What does asphyxiation feel like?

Answered by Edward Huber

Asphyxiation, or the deprivation of oxygen to the body, can be a terrifying and life-threatening experience. The symptoms and sensations associated with asphyxiation can vary depending on the severity and duration of oxygen deprivation. It is important to note that I am not a medical professional, but I can try to provide a general understanding based on available information.

One of the most common symptoms of asphyxiation is a headache. This can range from a mild discomfort to a severe, pounding sensation. The lack of oxygen in the brain can cause blood vessels to dilate and put pressure on sensitive nerve endings, leading to this headache.

Dizziness is another common symptom experienced during asphyxiation. As the brain is deprived of oxygen, it struggles to function properly, leading to feelings of lightheadedness and a loss of balance. This can make it difficult to stand or walk, and individuals may feel as if the world is spinning around them.

Fatigue is also a common symptom during asphyxiation. The body’s cells require oxygen to produce energy, and without an adequate supply, fatigue and weakness can set in. Individuals may feel exhausted and find it difficult to perform even simple tasks.

Nausea and euphoria can also be experienced during asphyxiation. The lack of oxygen can affect the digestive system, leading to feelings of nausea and even vomiting. In addition, some individuals may experience a sense of euphoria or a feeling of being detached from reality. This is thought to be caused by the brain’s response to the lack of oxygen and can be quite disorienting.

In severe cases of asphyxiation, loss of consciousness can occur without warning. This can be a frightening experience, as individuals may suddenly find themselves unable to stay awake or alert. Loss of consciousness is often accompanied by convulsions, which are involuntary muscle contractions. These convulsions can be violent and may cause further injury.

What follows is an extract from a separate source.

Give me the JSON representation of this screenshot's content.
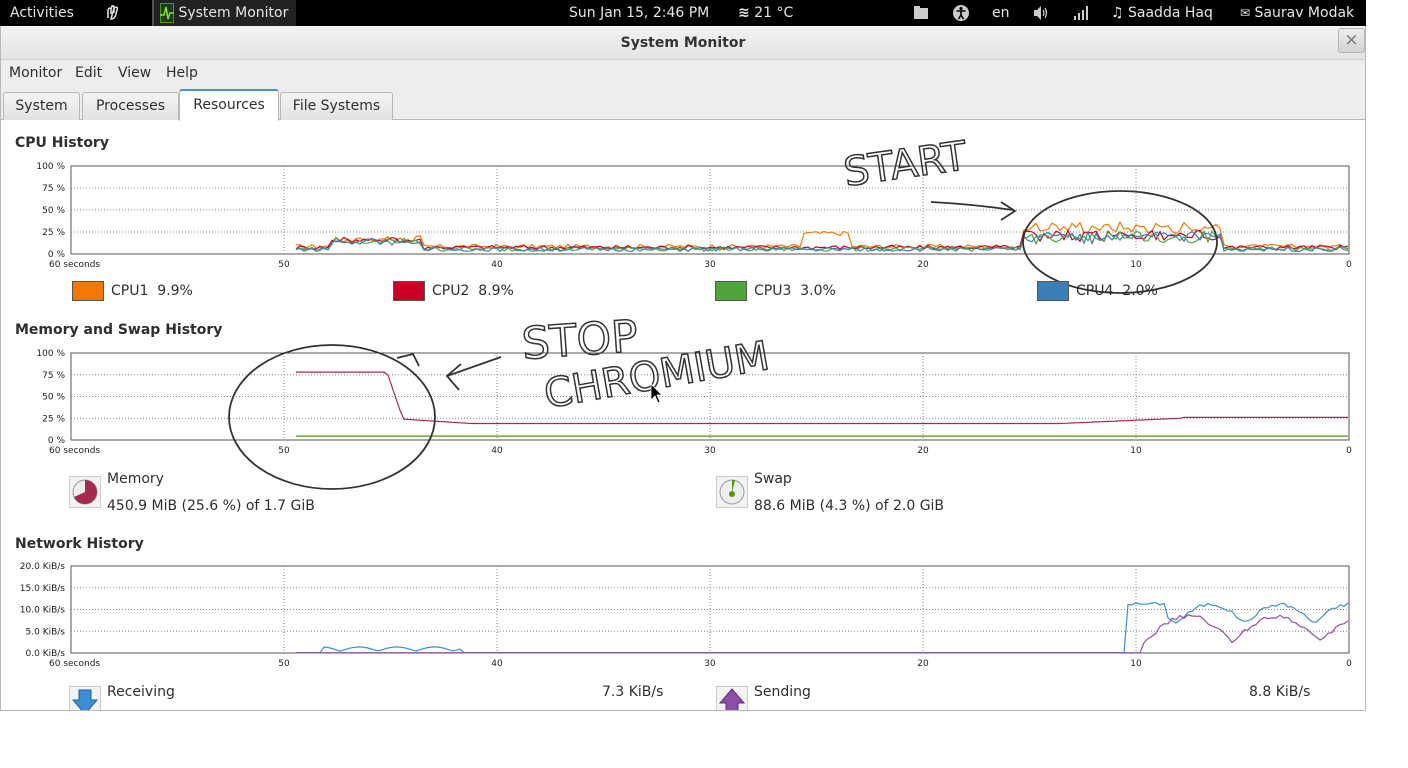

Following loss of consciousness, cyanosis, or a bluish discoloration of the skin, may become apparent. This is a result of the body’s tissues being deprived of oxygen and can be particularly noticeable in the lips, fingers, and extremities. Cyanosis is a serious sign of oxygen deprivation and should be treated as a medical emergency.

If oxygen deprivation continues for around seven minutes or longer, the brainstem, which controls vital functions such as breathing and heart rate, can be irreversibly damaged. This can lead to cardiac arrest, where the heart stops beating, and ultimately, death.

It is important to remember that the experience of asphyxiation can vary from person to person, and these symptoms may not be experienced by everyone in the same way. If you or someone you know is experiencing symptoms of asphyxiation, it is crucial to seek immediate medical attention.